For instance, if it would like to sell peanuts, it can customize taste, package, etc rapidly based on its own marketing research and core business strategies. All processes—including procuring, manufacturing, and distributing processes, can be done in India. This approach would stimulate the growth of manufacturing segment and create more white-collar career opportunities in India. Because of working with smaller local suppliers, this would cost Tesco less than doing so with well-known suppliers. For smaller local suppliers, it is much cheaper and less risky to become a Tesco’s supplier than to try to develop its own brand.
As mentioned earlier, a nonmarket strategy is extremely important in the Tesco case because of the more government controls, the more important of nonmarket strategies. Furthermore, according to Heritage. org, Index of Economic Freedom of India in 2011 is veritably low, ranked 124th out of 179 countries, comparing to 9th for the United States . (Appendix B) There are many examples in the market place that firms do not work on nonmarket strategies and they cannot or hardly survive in both domestic and international market.
Initially, Tesco should start the first step by reducing pressure from grassroots movements in India directly instead of working through the European Union (EU) or the World Trade Organization (WTO). The firm would make an agreement with the Indian Fair Trade in order to stimulate a win-win situation between the firm and local farmers and get admiring from locals. For example, it can set the minimum prices for local products in order to ensure that the improvement of lives of the farmers and labors will come together with the entry of company.

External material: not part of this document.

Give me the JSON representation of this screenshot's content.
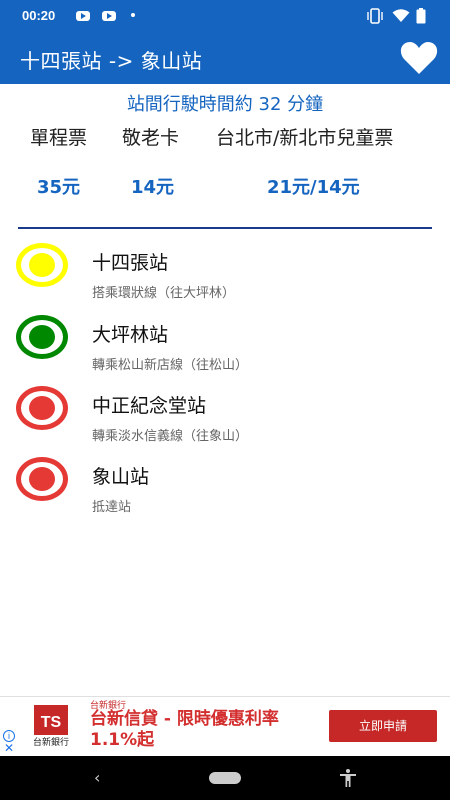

From this approach, the firm will get support from grassroots and reduce opposition from unorganized movement (nonmarket pressure). Commonly, the entry of foreign firms comes with negative attitudes of local people. Thus, it is very important for the firm to establish a policy returning benefits back to communities. For example, in Thailand, before building a new Tesco supermarket, it had to expropriate a community and market place which thousands of people lost their houses and thousands of vendors lost their jobs.
Thus, in order to have a thriving and sustainable business, improving positive image is crucial. The firm hires an aerobic trainer and persuades people in the neighborhood to participate every evening in front of the supermarket. This place has become a meeting place of many elders, housewives, and children in the area. Finally, like other developing countries, India has relatively low minimum wages. Although Indian minimum wages are varied among industries, the National Floor Level of Minimum Wage in 2009 is only Rs 100 per day (around $2. 4 USD). If Tesco can offer its minimum wage policy that is higher than the national minimum wage in retail industry, it would get more support from anti-Tesco groups. Appendix A: Dynamic Political Risk Index (DPRI) of India Source: http://www. maplecroft. com/about/news/political_risks_dec_09. html Appendix B: 2011 Index of Economic Freedom of India “India is ranked 25th out of 41 countries in the Asia–Pacific region, and its overall score is below the world average. ” Source: http://www. heritage. org/index/Country/India